Roll out V2

We want to roll out version 2 for the error page application. First, we deploy version 2 by applying the manifest-v2.yaml. We annotate the error-page-v2 service with the canary release annotations.

kubectl apply -f -n canary-release-demo

# Tell the canary release controller that we enable the canary release for error-page-v2, and the percentage is 10%.
kubectl annotate service -n canary-release-demo error-page-v2 "" ""

# Start the canary.
kubectl annotate service -n canary-release-demo error-page-v2 ""

Now let's send 100 requests to Apache APISIX again and see if some requests were forwarded to the canary service error-page-v2.

kubectl port-forward -n canary-release-demo service/apisix-gateway 10080:80
for ((i=0; i<100; i++)); do
  curl -H 'Host: error-page' -s

Only bout 10% of requests will reach the error-page-v2 (not precisely 10% due to the internal strategy that Apache APISIX selects the backend) if everything is well.


We found that version 2 is unstable and want to roll it back.
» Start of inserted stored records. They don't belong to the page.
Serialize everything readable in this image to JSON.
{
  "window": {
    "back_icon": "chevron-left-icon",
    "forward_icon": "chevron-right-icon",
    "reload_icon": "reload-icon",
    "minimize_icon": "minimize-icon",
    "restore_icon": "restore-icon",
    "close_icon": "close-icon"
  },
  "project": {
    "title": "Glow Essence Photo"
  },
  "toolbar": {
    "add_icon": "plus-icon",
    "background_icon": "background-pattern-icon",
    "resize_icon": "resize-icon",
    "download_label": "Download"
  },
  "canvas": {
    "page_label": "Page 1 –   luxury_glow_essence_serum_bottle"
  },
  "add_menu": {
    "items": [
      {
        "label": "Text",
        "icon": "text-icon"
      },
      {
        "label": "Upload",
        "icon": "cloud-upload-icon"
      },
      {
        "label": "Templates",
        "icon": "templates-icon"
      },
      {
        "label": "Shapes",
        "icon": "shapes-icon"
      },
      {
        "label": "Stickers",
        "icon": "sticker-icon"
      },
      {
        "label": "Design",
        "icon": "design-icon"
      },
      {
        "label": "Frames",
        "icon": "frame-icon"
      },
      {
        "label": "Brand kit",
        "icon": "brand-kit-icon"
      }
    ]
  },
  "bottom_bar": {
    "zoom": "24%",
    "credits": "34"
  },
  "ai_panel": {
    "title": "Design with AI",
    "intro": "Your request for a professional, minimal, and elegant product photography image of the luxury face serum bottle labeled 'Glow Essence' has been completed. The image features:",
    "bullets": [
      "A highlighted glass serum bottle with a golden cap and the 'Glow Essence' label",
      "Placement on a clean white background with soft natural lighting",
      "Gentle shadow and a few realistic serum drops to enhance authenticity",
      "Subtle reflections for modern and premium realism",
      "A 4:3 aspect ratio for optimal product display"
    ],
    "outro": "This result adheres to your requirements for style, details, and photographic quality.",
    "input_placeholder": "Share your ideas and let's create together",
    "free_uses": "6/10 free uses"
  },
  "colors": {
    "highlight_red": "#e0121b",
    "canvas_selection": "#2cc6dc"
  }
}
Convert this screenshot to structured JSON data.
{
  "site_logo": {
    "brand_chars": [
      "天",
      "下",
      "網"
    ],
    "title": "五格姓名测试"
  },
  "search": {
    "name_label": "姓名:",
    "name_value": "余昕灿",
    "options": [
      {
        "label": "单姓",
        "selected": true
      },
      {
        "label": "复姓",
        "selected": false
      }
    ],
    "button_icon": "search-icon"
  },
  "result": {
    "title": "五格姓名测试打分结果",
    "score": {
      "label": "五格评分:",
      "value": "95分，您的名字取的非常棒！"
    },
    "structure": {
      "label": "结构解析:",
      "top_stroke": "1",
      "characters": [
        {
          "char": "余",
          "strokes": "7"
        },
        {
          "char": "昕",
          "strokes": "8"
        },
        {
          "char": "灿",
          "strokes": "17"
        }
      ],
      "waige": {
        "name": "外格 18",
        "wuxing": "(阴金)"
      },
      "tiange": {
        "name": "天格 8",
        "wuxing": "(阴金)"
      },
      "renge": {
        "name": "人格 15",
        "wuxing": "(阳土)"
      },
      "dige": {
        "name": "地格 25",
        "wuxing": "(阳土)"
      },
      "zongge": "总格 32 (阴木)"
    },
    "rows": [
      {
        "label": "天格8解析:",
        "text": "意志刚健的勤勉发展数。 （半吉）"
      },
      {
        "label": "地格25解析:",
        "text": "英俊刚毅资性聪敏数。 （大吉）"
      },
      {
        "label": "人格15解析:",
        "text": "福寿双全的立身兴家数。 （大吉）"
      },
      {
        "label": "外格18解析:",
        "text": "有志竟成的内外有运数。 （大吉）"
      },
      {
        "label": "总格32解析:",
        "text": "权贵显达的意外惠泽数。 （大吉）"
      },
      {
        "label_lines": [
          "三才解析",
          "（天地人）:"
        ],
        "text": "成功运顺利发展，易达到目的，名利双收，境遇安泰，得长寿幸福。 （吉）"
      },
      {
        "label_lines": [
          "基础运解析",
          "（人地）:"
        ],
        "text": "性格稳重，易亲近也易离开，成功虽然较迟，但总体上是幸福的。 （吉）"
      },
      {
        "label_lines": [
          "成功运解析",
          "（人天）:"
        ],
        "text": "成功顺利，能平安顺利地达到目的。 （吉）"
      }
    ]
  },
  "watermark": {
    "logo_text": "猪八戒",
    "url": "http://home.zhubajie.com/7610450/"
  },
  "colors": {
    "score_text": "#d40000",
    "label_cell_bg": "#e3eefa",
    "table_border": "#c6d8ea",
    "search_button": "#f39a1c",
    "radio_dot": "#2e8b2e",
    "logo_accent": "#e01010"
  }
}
Before we do that, we'll stop the canary first, so we change the percentage to 0. Then send requests to Apache APISIX again.

kubectl annotate service -n canary-release-demo error-page-v2 "" --overwrite
for ((i=0; i<100; i++)); do
  curl -H 'Host: error-page' -s

You'll see all requests now going to the error-page-v1.


After a long while, we believe version 2 is stable enough, and we want all requests to reach version 2. Then we can take the version 1 error page application offline. So we change the percentage to 100%.

kubectl annotate service -n canary-release-demo error-page-v2 "" --overwrite
for ((i=0; i<100; i++)); do
  curl -H 'Host: error-page' -s

Now all requests are proxied to error-page-v2. And the error-page-v1 can be offline safely.


Canary release is an effective weapon for release. However, tweaking the canary release strategy might be hysteretic. This article shows how to operate the canary releases declaratively and automate the canary release to a certain extent. Some people might pursue the thoroughly automatic canary release with the help of GitOps components. e.g., by using Argo Rollouts, one can automatically promote or roll back the services. Argo Rollouts queries the service metrics and integrate with ingress controllers to change their CRDs. Ultimately, the API Gateway will forward requests in the correct proportions to the canary version.


Source Code for the error page and canary release controller:

API Gateway ConceptAPI7 CloudKubernetes